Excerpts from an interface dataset
○ ○ ○ ○ ○ ○ ○

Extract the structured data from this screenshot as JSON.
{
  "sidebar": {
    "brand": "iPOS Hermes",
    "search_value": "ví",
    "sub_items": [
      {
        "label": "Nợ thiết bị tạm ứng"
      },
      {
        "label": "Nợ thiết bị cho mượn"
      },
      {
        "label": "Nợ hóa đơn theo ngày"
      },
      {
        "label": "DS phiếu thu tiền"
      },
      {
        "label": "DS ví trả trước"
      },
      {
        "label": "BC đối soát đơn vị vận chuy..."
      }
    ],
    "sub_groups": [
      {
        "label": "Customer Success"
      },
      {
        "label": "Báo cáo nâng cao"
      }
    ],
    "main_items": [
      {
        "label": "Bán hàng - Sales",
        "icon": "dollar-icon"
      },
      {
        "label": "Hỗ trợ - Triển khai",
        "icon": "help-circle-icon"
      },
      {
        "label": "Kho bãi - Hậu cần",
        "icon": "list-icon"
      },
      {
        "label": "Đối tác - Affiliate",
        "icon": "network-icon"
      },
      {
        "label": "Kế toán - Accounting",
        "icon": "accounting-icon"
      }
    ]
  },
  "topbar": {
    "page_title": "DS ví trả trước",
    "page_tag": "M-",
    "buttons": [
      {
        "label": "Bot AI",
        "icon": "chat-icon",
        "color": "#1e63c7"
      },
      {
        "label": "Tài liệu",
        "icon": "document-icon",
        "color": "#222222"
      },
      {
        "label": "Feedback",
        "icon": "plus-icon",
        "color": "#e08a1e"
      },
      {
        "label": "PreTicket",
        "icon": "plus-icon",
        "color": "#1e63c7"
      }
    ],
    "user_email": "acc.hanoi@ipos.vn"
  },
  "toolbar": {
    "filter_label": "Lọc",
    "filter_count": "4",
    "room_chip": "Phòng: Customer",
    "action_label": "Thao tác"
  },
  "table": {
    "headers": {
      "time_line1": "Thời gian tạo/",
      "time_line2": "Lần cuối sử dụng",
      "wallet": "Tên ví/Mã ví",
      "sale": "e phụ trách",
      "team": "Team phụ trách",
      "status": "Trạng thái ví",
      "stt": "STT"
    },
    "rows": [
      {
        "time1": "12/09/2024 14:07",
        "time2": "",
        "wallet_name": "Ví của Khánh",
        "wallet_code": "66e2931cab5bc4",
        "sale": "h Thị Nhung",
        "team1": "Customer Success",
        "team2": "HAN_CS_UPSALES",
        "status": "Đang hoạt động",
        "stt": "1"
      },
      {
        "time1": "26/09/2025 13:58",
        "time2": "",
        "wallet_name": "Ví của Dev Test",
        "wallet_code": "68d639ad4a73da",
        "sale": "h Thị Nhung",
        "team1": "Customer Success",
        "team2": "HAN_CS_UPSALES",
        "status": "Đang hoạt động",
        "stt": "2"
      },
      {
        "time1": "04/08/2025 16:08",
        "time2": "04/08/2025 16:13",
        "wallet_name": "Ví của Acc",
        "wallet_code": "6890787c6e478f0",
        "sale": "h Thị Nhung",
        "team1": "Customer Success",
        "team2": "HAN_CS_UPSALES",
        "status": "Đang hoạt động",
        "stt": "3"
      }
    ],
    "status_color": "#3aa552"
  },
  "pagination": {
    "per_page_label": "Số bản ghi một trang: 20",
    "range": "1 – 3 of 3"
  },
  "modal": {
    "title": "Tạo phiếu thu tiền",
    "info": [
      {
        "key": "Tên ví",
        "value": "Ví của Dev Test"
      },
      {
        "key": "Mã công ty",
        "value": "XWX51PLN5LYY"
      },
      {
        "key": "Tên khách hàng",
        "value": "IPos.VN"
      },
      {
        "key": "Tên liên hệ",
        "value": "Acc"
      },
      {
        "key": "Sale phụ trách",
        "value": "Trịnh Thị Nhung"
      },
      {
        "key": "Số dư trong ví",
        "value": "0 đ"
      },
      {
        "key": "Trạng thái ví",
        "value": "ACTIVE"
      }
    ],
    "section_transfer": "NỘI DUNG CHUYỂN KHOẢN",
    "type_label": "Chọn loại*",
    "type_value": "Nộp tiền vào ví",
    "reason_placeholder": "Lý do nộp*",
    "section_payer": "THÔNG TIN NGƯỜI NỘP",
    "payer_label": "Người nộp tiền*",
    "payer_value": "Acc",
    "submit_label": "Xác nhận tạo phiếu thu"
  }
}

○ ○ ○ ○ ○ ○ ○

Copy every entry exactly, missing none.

**Solution:**
Extract the structured data from this screenshot as JSON.
{
  "sidebar": {
    "brand": "iPOS Hermes",
    "search_value": "ví",
    "sub_items": [
      {
        "label": "Nợ thiết bị tạm ứng"
      },
      {
        "label": "Nợ thiết bị cho mượn"
      },
      {
        "label": "Nợ hóa đơn theo ngày"
      },
      {
        "label": "DS phiếu thu tiền"
      },
      {
        "label": "DS ví trả trước"
      },
      {
        "label": "BC đối soát đơn vị vận chuy..."
      }
    ],
    "sub_groups": [
      {
        "label": "Customer Success"
      },
      {
        "label": "Báo cáo nâng cao"
      }
    ],
    "main_items": [
      {
        "label": "Bán hàng - Sales",
        "icon": "dollar-icon"
      },
      {
        "label": "Hỗ trợ - Triển khai",
        "icon": "help-circle-icon"
      },
      {
        "label": "Kho bãi - Hậu cần",
        "icon": "list-icon"
      },
      {
        "label": "Đối tác - Affiliate",
        "icon": "network-icon"
      },
      {
        "label": "Kế toán - Accounting",
        "icon": "accounting-icon"
      }
    ]
  },
  "topbar": {
    "page_title": "DS ví trả trước",
    "page_tag": "M-",
    "buttons": [
      {
        "label": "Bot AI",
        "icon": "chat-icon",
        "color": "#1e63c7"
      },
      {
        "label": "Tài liệu",
        "icon": "document-icon",
        "color": "#222222"
      },
      {
        "label": "Feedback",
        "icon": "plus-icon",
        "color": "#e08a1e"
      },
      {
        "label": "PreTicket",
        "icon": "plus-icon",
        "color": "#1e63c7"
      }
    ],
    "user_email": "acc.hanoi@ipos.vn"
  },
  "toolbar": {
    "filter_label": "Lọc",
    "filter_count": "4",
    "room_chip": "Phòng: Customer",
    "action_label": "Thao tác"
  },
  "table": {
    "headers": {
      "time_line1": "Thời gian tạo/",
      "time_line2": "Lần cuối sử dụng",
      "wallet": "Tên ví/Mã ví",
      "sale": "e phụ trách",
      "team": "Team phụ trách",
      "status": "Trạng thái ví",
      "stt": "STT"
    },
    "rows": [
      {
        "time1": "12/09/2024 14:07",
        "time2": "",
        "wallet_name": "Ví của Khánh",
        "wallet_code": "66e2931cab5bc4",
        "sale": "h Thị Nhung",
        "team1": "Customer Success",
        "team2": "HAN_CS_UPSALES",
        "status": "Đang hoạt động",
        "stt": "1"
      },
      {
        "time1": "26/09/2025 13:58",
        "time2": "",
        "wallet_name": "Ví của Dev Test",
        "wallet_code": "68d639ad4a73da",
        "sale": "h Thị Nhung",
        "team1": "Customer Success",
        "team2": "HAN_CS_UPSALES",
        "status": "Đang hoạt động",
        "stt": "2"
      },
      {
        "time1": "04/08/2025 16:08",
        "time2": "04/08/2025 16:13",
        "wallet_name": "Ví của Acc",
        "wallet_code": "6890787c6e478f0",
        "sale": "h Thị Nhung",
        "team1": "Customer Success",
        "team2": "HAN_CS_UPSALES",
        "status": "Đang hoạt động",
        "stt": "3"
      }
    ],
    "status_color": "#3aa552"
  },
  "pagination": {
    "per_page_label": "Số bản ghi một trang: 20",
    "range": "1 – 3 of 3"
  },
  "modal": {
    "title": "Tạo phiếu thu tiền",
    "info": [
      {
        "key": "Tên ví",
        "value": "Ví của Dev Test"
      },
      {
        "key": "Mã công ty",
        "value": "XWX51PLN5LYY"
      },
      {
        "key": "Tên khách hàng",
        "value": "IPos.VN"
      },
      {
        "key": "Tên liên hệ",
        "value": "Acc"
      },
      {
        "key": "Sale phụ trách",
        "value": "Trịnh Thị Nhung"
      },
      {
        "key": "Số dư trong ví",
        "value": "0 đ"
      },
      {
        "key": "Trạng thái ví",
        "value": "ACTIVE"
      }
    ],
    "section_transfer": "NỘI DUNG CHUYỂN KHOẢN",
    "type_label": "Chọn loại*",
    "type_value": "Nộp tiền vào ví",
    "reason_placeholder": "Lý do nộp*",
    "section_payer": "THÔNG TIN NGƯỜI NỘP",
    "payer_label": "Người nộp tiền*",
    "payer_value": "Acc",
    "submit_label": "Xác nhận tạo phiếu thu"
  }
}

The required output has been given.